Don't Ask a Friend to Check Your References, Here Are 7 Reasons Why
Published: Aug 26, 2010
By Alexandra Winter
Does this scenario sound familiar? In your search for new employment at a biopharma company, you've done your homework in refining your resume and presentation skills and have perhaps even "aced" an interview (or two) in spades. A prospective job offer is within reach; one of the last hurdles remaining, the reference checking process.
Realizing that your career may rest in a reference's hands, you consider using a friend (or relative) - posing as a potential employer - to see what a reference will say about you to a prospective employer. While this tactic may be tempting, there are a number of reasons why this is a bad idea:
1. Most friends, however well intended, are not reference checking professionals. They may act in an unprofessional manner, ask inappropriate or illegal questions, or allow something to slip that could compromise your position.
2. Some states impose limitations or restrictions on impersonation. A good reference-checking enterprise knows the legal limitations of reference checking and does not cross those lines.
3. Your reference may convey subtle verbal nuances that a friend may not pick up on. Intonation, wording, and hesitations in responses can be “red flags” to a professional reference checker that may not be picked up by an unseasoned ear.

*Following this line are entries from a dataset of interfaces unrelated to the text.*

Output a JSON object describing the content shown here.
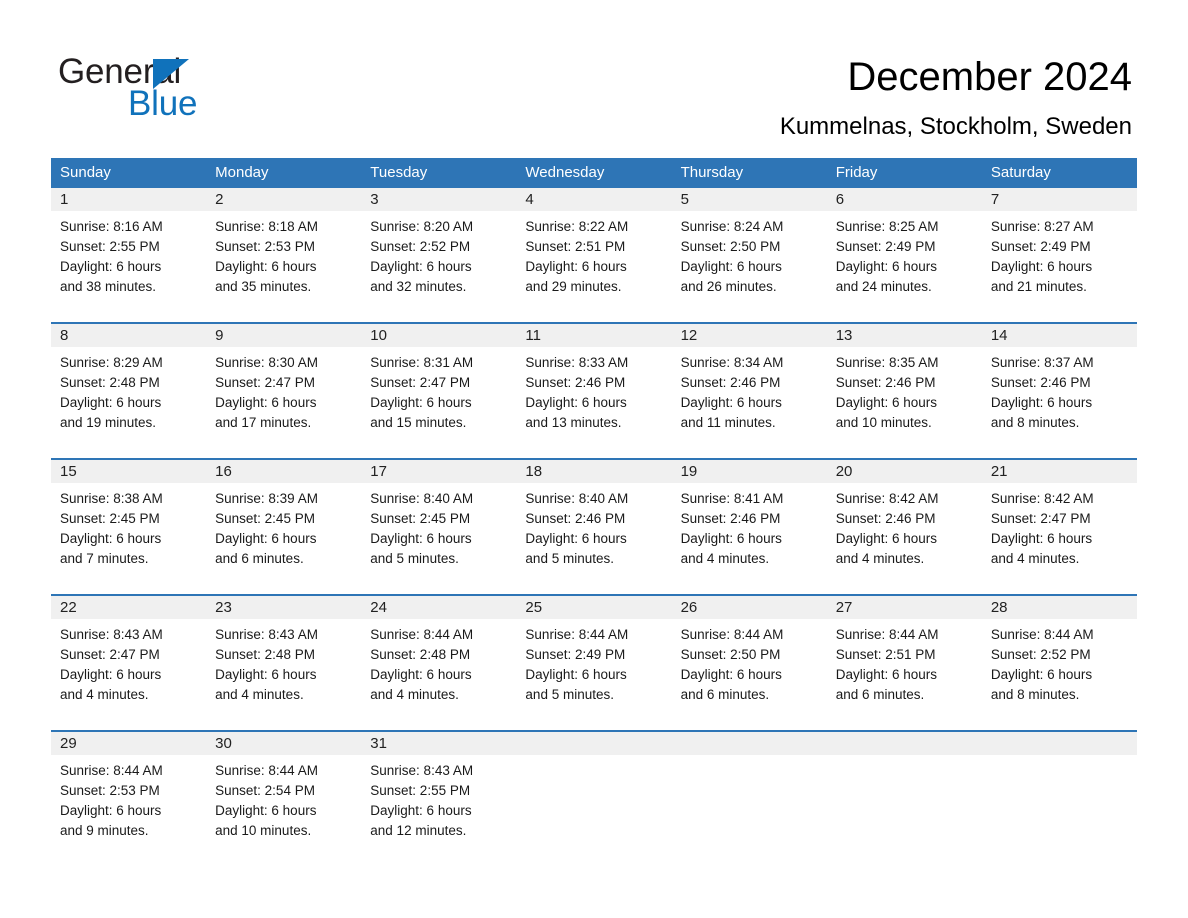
{
  "brand": {
    "name_part1": "General",
    "name_part2": "Blue",
    "triangle_color": "#1072bb"
  },
  "header": {
    "title": "December 2024",
    "location": "Kummelnas, Stockholm, Sweden"
  },
  "theme": {
    "header_bg": "#2e75b6",
    "header_text": "#ffffff",
    "daynum_band": "#f0f0f0",
    "rule": "#2e75b6"
  },
  "weekdays": [
    "Sunday",
    "Monday",
    "Tuesday",
    "Wednesday",
    "Thursday",
    "Friday",
    "Saturday"
  ],
  "weeks": [
    [
      {
        "day": "1",
        "sunrise": "Sunrise: 8:16 AM",
        "sunset": "Sunset: 2:55 PM",
        "daylight1": "Daylight: 6 hours",
        "daylight2": "and 38 minutes."
      },
      {
        "day": "2",
        "sunrise": "Sunrise: 8:18 AM",
        "sunset": "Sunset: 2:53 PM",
        "daylight1": "Daylight: 6 hours",
        "daylight2": "and 35 minutes."
      },
      {
        "day": "3",
        "sunrise": "Sunrise: 8:20 AM",
        "sunset": "Sunset: 2:52 PM",
        "daylight1": "Daylight: 6 hours",
        "daylight2": "and 32 minutes."
      },
      {
        "day": "4",
        "sunrise": "Sunrise: 8:22 AM",
        "sunset": "Sunset: 2:51 PM",
        "daylight1": "Daylight: 6 hours",
        "daylight2": "and 29 minutes."
      },
      {
        "day": "5",
        "sunrise": "Sunrise: 8:24 AM",
        "sunset": "Sunset: 2:50 PM",
        "daylight1": "Daylight: 6 hours",
        "daylight2": "and 26 minutes."
      },
      {
        "day": "6",
        "sunrise": "Sunrise: 8:25 AM",
        "sunset": "Sunset: 2:49 PM",
        "daylight1": "Daylight: 6 hours",
        "daylight2": "and 24 minutes."
      },
      {
        "day": "7",
        "sunrise": "Sunrise: 8:27 AM",
        "sunset": "Sunset: 2:49 PM",
        "daylight1": "Daylight: 6 hours",
        "daylight2": "and 21 minutes."
      }
    ],
    [
      {
        "day": "8",
        "sunrise": "Sunrise: 8:29 AM",
        "sunset": "Sunset: 2:48 PM",
        "daylight1": "Daylight: 6 hours",
        "daylight2": "and 19 minutes."
      },
      {
        "day": "9",
        "sunrise": "Sunrise: 8:30 AM",
        "sunset": "Sunset: 2:47 PM",
        "daylight1": "Daylight: 6 hours",
        "daylight2": "and 17 minutes."
      },
      {
        "day": "10",
        "sunrise": "Sunrise: 8:31 AM",
        "sunset": "Sunset: 2:47 PM",
        "daylight1": "Daylight: 6 hours",
        "daylight2": "and 15 minutes."
      },
      {
        "day": "11",
        "sunrise": "Sunrise: 8:33 AM",
        "sunset": "Sunset: 2:46 PM",
        "daylight1": "Daylight: 6 hours",
        "daylight2": "and 13 minutes."
      },
      {
        "day": "12",
        "sunrise": "Sunrise: 8:34 AM",
        "sunset": "Sunset: 2:46 PM",
        "daylight1": "Daylight: 6 hours",
        "daylight2": "and 11 minutes."
      },
      {
        "day": "13",
        "sunrise": "Sunrise: 8:35 AM",
        "sunset": "Sunset: 2:46 PM",
        "daylight1": "Daylight: 6 hours",
        "daylight2": "and 10 minutes."
      },
      {
        "day": "14",
        "sunrise": "Sunrise: 8:37 AM",
        "sunset": "Sunset: 2:46 PM",
        "daylight1": "Daylight: 6 hours",
        "daylight2": "and 8 minutes."
      }
    ],
    [
      {
        "day": "15",
        "sunrise": "Sunrise: 8:38 AM",
        "sunset": "Sunset: 2:45 PM",
        "daylight1": "Daylight: 6 hours",
        "daylight2": "and 7 minutes."
      },
      {
        "day": "16",
        "sunrise": "Sunrise: 8:39 AM",
        "sunset": "Sunset: 2:45 PM",
        "daylight1": "Daylight: 6 hours",
        "daylight2": "and 6 minutes."
      },
      {
        "day": "17",
        "sunrise": "Sunrise: 8:40 AM",
        "sunset": "Sunset: 2:45 PM",
        "daylight1": "Daylight: 6 hours",
        "daylight2": "and 5 minutes."
      },
      {
        "day": "18",
        "sunrise": "Sunrise: 8:40 AM",
        "sunset": "Sunset: 2:46 PM",
        "daylight1": "Daylight: 6 hours",
        "daylight2": "and 5 minutes."
      },
      {
        "day": "19",
        "sunrise": "Sunrise: 8:41 AM",
        "sunset": "Sunset: 2:46 PM",
        "daylight1": "Daylight: 6 hours",
        "daylight2": "and 4 minutes."
      },
      {
        "day": "20",
        "sunrise": "Sunrise: 8:42 AM",
        "sunset": "Sunset: 2:46 PM",
        "daylight1": "Daylight: 6 hours",
        "daylight2": "and 4 minutes."
      },
      {
        "day": "21",
        "sunrise": "Sunrise: 8:42 AM",
        "sunset": "Sunset: 2:47 PM",
        "daylight1": "Daylight: 6 hours",
        "daylight2": "and 4 minutes."
      }
    ],
    [
      {
        "day": "22",
        "sunrise": "Sunrise: 8:43 AM",
        "sunset": "Sunset: 2:47 PM",
        "daylight1": "Daylight: 6 hours",
        "daylight2": "and 4 minutes."
      },
      {
        "day": "23",
        "sunrise": "Sunrise: 8:43 AM",
        "sunset": "Sunset: 2:48 PM",
        "daylight1": "Daylight: 6 hours",
        "daylight2": "and 4 minutes."
      },
      {
        "day": "24",
        "sunrise": "Sunrise: 8:44 AM",
        "sunset": "Sunset: 2:48 PM",
        "daylight1": "Daylight: 6 hours",
        "daylight2": "and 4 minutes."
      },
      {
        "day": "25",
        "sunrise": "Sunrise: 8:44 AM",
        "sunset": "Sunset: 2:49 PM",
        "daylight1": "Daylight: 6 hours",
        "daylight2": "and 5 minutes."
      },
      {
        "day": "26",
        "sunrise": "Sunrise: 8:44 AM",
        "sunset": "Sunset: 2:50 PM",
        "daylight1": "Daylight: 6 hours",
        "daylight2": "and 6 minutes."
      },
      {
        "day": "27",
        "sunrise": "Sunrise: 8:44 AM",
        "sunset": "Sunset: 2:51 PM",
        "daylight1": "Daylight: 6 hours",
        "daylight2": "and 6 minutes."
      },
      {
        "day": "28",
        "sunrise": "Sunrise: 8:44 AM",
        "sunset": "Sunset: 2:52 PM",
        "daylight1": "Daylight: 6 hours",
        "daylight2": "and 8 minutes."
      }
    ],
    [
      {
        "day": "29",
        "sunrise": "Sunrise: 8:44 AM",
        "sunset": "Sunset: 2:53 PM",
        "daylight1": "Daylight: 6 hours",
        "daylight2": "and 9 minutes."
      },
      {
        "day": "30",
        "sunrise": "Sunrise: 8:44 AM",
        "sunset": "Sunset: 2:54 PM",
        "daylight1": "Daylight: 6 hours",
        "daylight2": "and 10 minutes."
      },
      {
        "day": "31",
        "sunrise": "Sunrise: 8:43 AM",
        "sunset": "Sunset: 2:55 PM",
        "daylight1": "Daylight: 6 hours",
        "daylight2": "and 12 minutes."
      },
      {
        "day": "",
        "sunrise": "",
        "sunset": "",
        "daylight1": "",
        "daylight2": ""
      },
      {
        "day": "",
        "sunrise": "",
        "sunset": "",
        "daylight1": "",
        "daylight2": ""
      },
      {
        "day": "",
        "sunrise": "",
        "sunset": "",
        "daylight1": "",
        "daylight2": ""
      },
      {
        "day": "",
        "sunrise": "",
        "sunset": "",
        "daylight1": "",
        "daylight2": ""
      }
    ]
  ]
}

4. A reference checked by a friend is not legally supportable. If a friend calls and confirms that your reference is providing career-damaging input, you will have no recourse to use this hearsay report for legal or remedial action. A professional reference checking company provides a legally supportable report and may even offer services to help you neutralize a bad reference.
5. A friend might not answer your reference's return call in a professional manner. Your friend might not be in a position to take a reference's return call, if it is necessary. There is also the possibility that someone else would take a return call instead of your friend. Also, a suspicious reference might check their Caller ID and perceive what you are up to – not a situation your want with your all-important reference.
6. A friend might "sugar coat" negative information about you. It's hard to be the bearer of bad news, especially to a friend who may not be receptive to hearing some really unflattering information.
7. If suspicious of the interviewer, a formerly good reference may become a bad one. If your reference suspects they are being manipulated, you could lose their trust and willingness to act as a favorable future reference.
Don't make the mistake of thinking a casual call from a friend takes the place of a check by a professional reference checking organization such as Allison & Taylor, who confirm that approximately 50% of all reference checks they conduct reveal negative information. Good references are one of your greatest assets when looking for a job, and employers take them very seriously. Make sure yours measure up.